- Your assignment
Any pictures should be dropped; everything else in the records is to be returned exactly.

□ □ □ □

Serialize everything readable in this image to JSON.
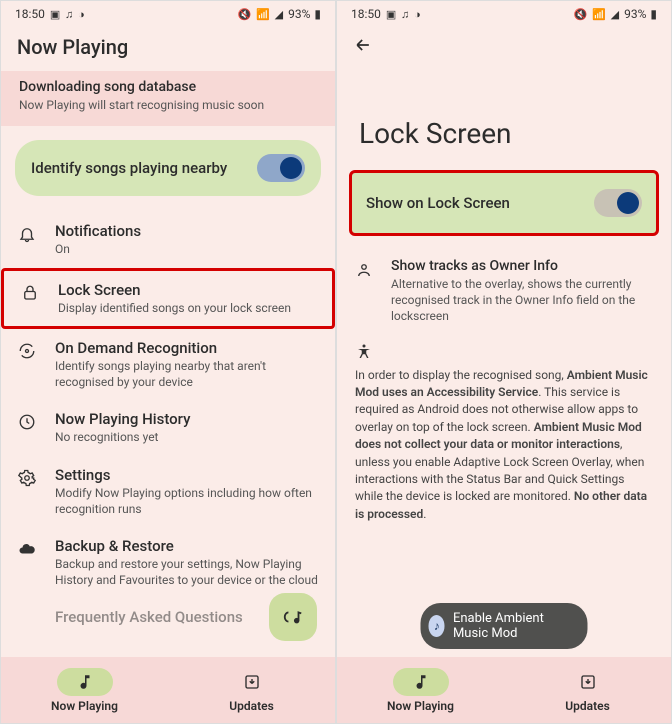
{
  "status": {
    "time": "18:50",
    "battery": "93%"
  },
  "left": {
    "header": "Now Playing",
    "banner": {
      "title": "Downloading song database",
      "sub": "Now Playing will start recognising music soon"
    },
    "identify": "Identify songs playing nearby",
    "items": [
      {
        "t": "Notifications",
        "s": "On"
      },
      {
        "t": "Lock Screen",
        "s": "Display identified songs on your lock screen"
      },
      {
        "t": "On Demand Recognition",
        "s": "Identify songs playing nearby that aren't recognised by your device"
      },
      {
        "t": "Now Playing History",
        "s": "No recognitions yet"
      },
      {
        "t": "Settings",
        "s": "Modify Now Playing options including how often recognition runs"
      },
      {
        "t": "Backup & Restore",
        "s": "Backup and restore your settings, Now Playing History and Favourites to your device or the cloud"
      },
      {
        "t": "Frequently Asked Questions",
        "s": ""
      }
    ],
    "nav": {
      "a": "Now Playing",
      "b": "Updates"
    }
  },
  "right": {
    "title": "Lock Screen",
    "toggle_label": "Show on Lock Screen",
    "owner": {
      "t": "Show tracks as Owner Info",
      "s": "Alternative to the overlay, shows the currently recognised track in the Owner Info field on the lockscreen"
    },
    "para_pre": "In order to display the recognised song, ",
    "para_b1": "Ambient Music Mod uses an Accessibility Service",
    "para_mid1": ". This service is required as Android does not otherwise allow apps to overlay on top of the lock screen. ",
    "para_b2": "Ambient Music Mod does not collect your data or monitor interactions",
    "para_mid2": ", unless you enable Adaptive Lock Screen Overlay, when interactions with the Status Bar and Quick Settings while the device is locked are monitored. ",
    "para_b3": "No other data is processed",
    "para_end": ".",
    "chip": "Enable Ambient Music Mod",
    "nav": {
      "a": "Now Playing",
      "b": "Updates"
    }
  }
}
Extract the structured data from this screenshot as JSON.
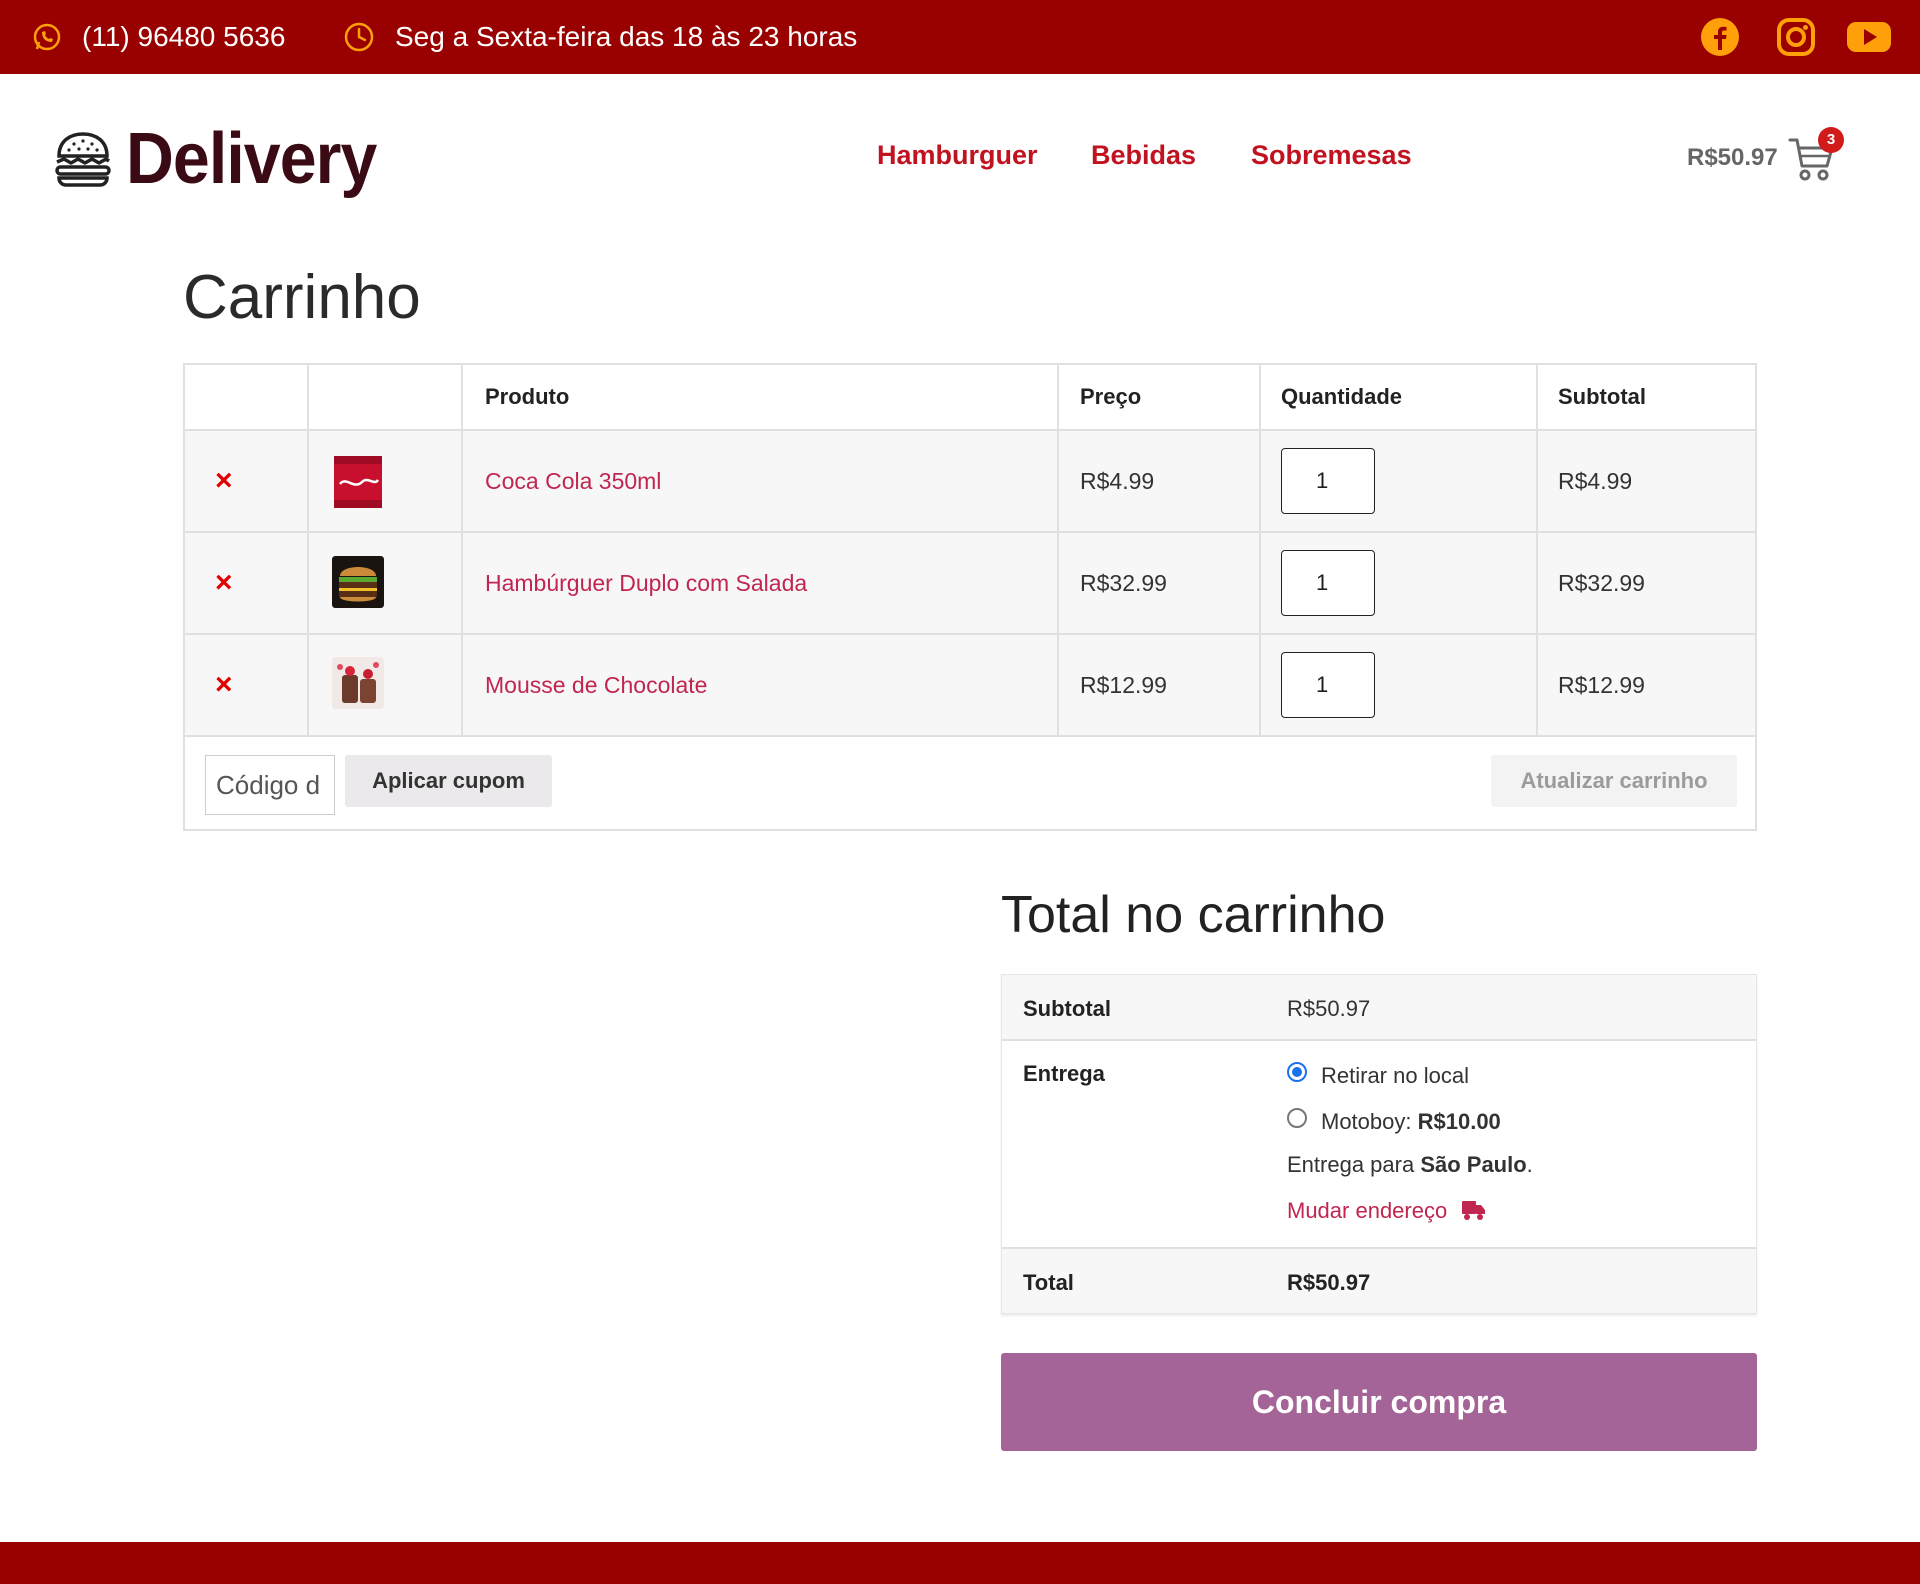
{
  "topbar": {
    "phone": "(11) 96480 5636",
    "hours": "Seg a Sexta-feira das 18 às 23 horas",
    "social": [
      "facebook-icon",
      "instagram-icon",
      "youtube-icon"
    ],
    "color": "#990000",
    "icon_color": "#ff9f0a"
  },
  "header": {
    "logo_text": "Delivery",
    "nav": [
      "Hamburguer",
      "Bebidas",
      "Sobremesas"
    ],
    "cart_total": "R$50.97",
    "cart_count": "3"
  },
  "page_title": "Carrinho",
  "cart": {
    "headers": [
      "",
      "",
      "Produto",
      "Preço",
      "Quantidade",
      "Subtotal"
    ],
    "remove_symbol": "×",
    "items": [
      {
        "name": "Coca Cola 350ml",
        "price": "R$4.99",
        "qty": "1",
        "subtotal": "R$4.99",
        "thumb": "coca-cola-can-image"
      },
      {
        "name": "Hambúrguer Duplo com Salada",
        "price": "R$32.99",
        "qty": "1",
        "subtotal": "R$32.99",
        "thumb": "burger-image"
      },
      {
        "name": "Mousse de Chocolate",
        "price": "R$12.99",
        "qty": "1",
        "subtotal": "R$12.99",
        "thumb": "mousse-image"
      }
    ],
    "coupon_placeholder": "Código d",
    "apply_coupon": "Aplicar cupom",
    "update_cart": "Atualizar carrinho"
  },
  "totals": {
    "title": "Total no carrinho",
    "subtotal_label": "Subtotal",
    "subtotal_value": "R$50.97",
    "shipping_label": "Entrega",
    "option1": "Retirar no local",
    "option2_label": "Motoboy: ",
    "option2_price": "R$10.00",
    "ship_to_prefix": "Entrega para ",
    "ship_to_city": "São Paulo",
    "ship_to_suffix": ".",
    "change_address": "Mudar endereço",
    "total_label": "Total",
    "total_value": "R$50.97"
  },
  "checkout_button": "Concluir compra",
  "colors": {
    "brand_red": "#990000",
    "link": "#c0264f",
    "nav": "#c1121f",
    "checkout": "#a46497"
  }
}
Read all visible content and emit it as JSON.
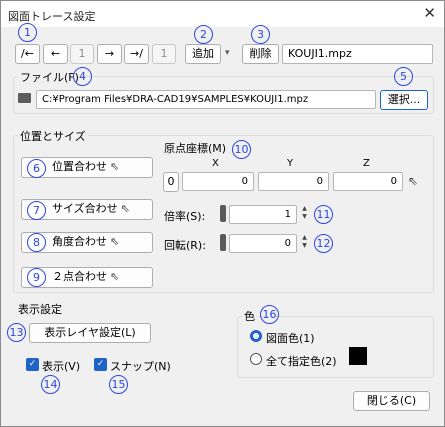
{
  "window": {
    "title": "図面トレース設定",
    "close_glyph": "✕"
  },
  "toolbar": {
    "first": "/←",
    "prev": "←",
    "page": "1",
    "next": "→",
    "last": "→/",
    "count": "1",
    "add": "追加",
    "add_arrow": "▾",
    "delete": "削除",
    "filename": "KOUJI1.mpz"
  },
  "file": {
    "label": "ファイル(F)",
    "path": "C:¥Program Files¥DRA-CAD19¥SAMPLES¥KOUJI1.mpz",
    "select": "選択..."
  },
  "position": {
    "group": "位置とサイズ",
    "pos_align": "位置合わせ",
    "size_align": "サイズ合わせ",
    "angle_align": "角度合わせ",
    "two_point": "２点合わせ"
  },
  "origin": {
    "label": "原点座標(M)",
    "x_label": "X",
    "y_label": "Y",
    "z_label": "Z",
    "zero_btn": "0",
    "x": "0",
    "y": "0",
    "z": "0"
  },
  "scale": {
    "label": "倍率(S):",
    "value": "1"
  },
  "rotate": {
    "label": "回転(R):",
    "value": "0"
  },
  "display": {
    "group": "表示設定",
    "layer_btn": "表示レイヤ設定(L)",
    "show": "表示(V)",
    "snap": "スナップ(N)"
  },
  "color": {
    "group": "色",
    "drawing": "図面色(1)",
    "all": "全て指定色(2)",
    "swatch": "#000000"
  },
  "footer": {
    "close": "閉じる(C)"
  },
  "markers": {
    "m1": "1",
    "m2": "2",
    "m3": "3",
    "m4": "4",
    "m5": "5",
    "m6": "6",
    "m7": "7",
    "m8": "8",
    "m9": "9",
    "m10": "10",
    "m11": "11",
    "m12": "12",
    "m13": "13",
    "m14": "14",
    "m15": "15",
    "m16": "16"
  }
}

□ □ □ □

- Solution to this exercise
Serialize everything readable in this image to JSON.
{
  "status": {
    "time": "18:50",
    "battery": "93%"
  },
  "left": {
    "header": "Now Playing",
    "banner": {
      "title": "Downloading song database",
      "sub": "Now Playing will start recognising music soon"
    },
    "identify": "Identify songs playing nearby",
    "items": [
      {
        "t": "Notifications",
        "s": "On"
      },
      {
        "t": "Lock Screen",
        "s": "Display identified songs on your lock screen"
      },
      {
        "t": "On Demand Recognition",
        "s": "Identify songs playing nearby that aren't recognised by your device"
      },
      {
        "t": "Now Playing History",
        "s": "No recognitions yet"
      },
      {
        "t": "Settings",
        "s": "Modify Now Playing options including how often recognition runs"
      },
      {
        "t": "Backup & Restore",
        "s": "Backup and restore your settings, Now Playing History and Favourites to your device or the cloud"
      },
      {
        "t": "Frequently Asked Questions",
        "s": ""
      }
    ],
    "nav": {
      "a": "Now Playing",
      "b": "Updates"
    }
  },
  "right": {
    "title": "Lock Screen",
    "toggle_label": "Show on Lock Screen",
    "owner": {
      "t": "Show tracks as Owner Info",
      "s": "Alternative to the overlay, shows the currently recognised track in the Owner Info field on the lockscreen"
    },
    "para_pre": "In order to display the recognised song, ",
    "para_b1": "Ambient Music Mod uses an Accessibility Service",
    "para_mid1": ". This service is required as Android does not otherwise allow apps to overlay on top of the lock screen. ",
    "para_b2": "Ambient Music Mod does not collect your data or monitor interactions",
    "para_mid2": ", unless you enable Adaptive Lock Screen Overlay, when interactions with the Status Bar and Quick Settings while the device is locked are monitored. ",
    "para_b3": "No other data is processed",
    "para_end": ".",
    "chip": "Enable Ambient Music Mod",
    "nav": {
      "a": "Now Playing",
      "b": "Updates"
    }
  }
}
Extract the structured data from this screenshot as JSON.
{
  "topbar": {
    "phone": "(11) 96480 5636",
    "hours": "Seg a Sexta-feira das 18 às 23 horas",
    "social": [
      "facebook-icon",
      "instagram-icon",
      "youtube-icon"
    ],
    "color": "#990000",
    "icon_color": "#ff9f0a"
  },
  "header": {
    "logo_text": "Delivery",
    "nav": [
      "Hamburguer",
      "Bebidas",
      "Sobremesas"
    ],
    "cart_total": "R$50.97",
    "cart_count": "3"
  },
  "page_title": "Carrinho",
  "cart": {
    "headers": [
      "",
      "",
      "Produto",
      "Preço",
      "Quantidade",
      "Subtotal"
    ],
    "remove_symbol": "×",
    "items": [
      {
        "name": "Coca Cola 350ml",
        "price": "R$4.99",
        "qty": "1",
        "subtotal": "R$4.99",
        "thumb": "coca-cola-can-image"
      },
      {
        "name": "Hambúrguer Duplo com Salada",
        "price": "R$32.99",
        "qty": "1",
        "subtotal": "R$32.99",
        "thumb": "burger-image"
      },
      {
        "name": "Mousse de Chocolate",
        "price": "R$12.99",
        "qty": "1",
        "subtotal": "R$12.99",
        "thumb": "mousse-image"
      }
    ],
    "coupon_placeholder": "Código d",
    "apply_coupon": "Aplicar cupom",
    "update_cart": "Atualizar carrinho"
  },
  "totals": {
    "title": "Total no carrinho",
    "subtotal_label": "Subtotal",
    "subtotal_value": "R$50.97",
    "shipping_label": "Entrega",
    "option1": "Retirar no local",
    "option2_label": "Motoboy: ",
    "option2_price": "R$10.00",
    "ship_to_prefix": "Entrega para ",
    "ship_to_city": "São Paulo",
    "ship_to_suffix": ".",
    "change_address": "Mudar endereço",
    "total_label": "Total",
    "total_value": "R$50.97"
  },
  "checkout_button": "Concluir compra",
  "colors": {
    "brand_red": "#990000",
    "link": "#c0264f",
    "nav": "#c1121f",
    "checkout": "#a46497"
  }
}
Read all visible content and emit it as JSON.
{
  "window": {
    "title": "図面トレース設定",
    "close_glyph": "✕"
  },
  "toolbar": {
    "first": "/←",
    "prev": "←",
    "page": "1",
    "next": "→",
    "last": "→/",
    "count": "1",
    "add": "追加",
    "add_arrow": "▾",
    "delete": "削除",
    "filename": "KOUJI1.mpz"
  },
  "file": {
    "label": "ファイル(F)",
    "path": "C:¥Program Files¥DRA-CAD19¥SAMPLES¥KOUJI1.mpz",
    "select": "選択..."
  },
  "position": {
    "group": "位置とサイズ",
    "pos_align": "位置合わせ",
    "size_align": "サイズ合わせ",
    "angle_align": "角度合わせ",
    "two_point": "２点合わせ"
  },
  "origin": {
    "label": "原点座標(M)",
    "x_label": "X",
    "y_label": "Y",
    "z_label": "Z",
    "zero_btn": "0",
    "x": "0",
    "y": "0",
    "z": "0"
  },
  "scale": {
    "label": "倍率(S):",
    "value": "1"
  },
  "rotate": {
    "label": "回転(R):",
    "value": "0"
  },
  "display": {
    "group": "表示設定",
    "layer_btn": "表示レイヤ設定(L)",
    "show": "表示(V)",
    "snap": "スナップ(N)"
  },
  "color": {
    "group": "色",
    "drawing": "図面色(1)",
    "all": "全て指定色(2)",
    "swatch": "#000000"
  },
  "footer": {
    "close": "閉じる(C)"
  },
  "markers": {
    "m1": "1",
    "m2": "2",
    "m3": "3",
    "m4": "4",
    "m5": "5",
    "m6": "6",
    "m7": "7",
    "m8": "8",
    "m9": "9",
    "m10": "10",
    "m11": "11",
    "m12": "12",
    "m13": "13",
    "m14": "14",
    "m15": "15",
    "m16": "16"
  }
}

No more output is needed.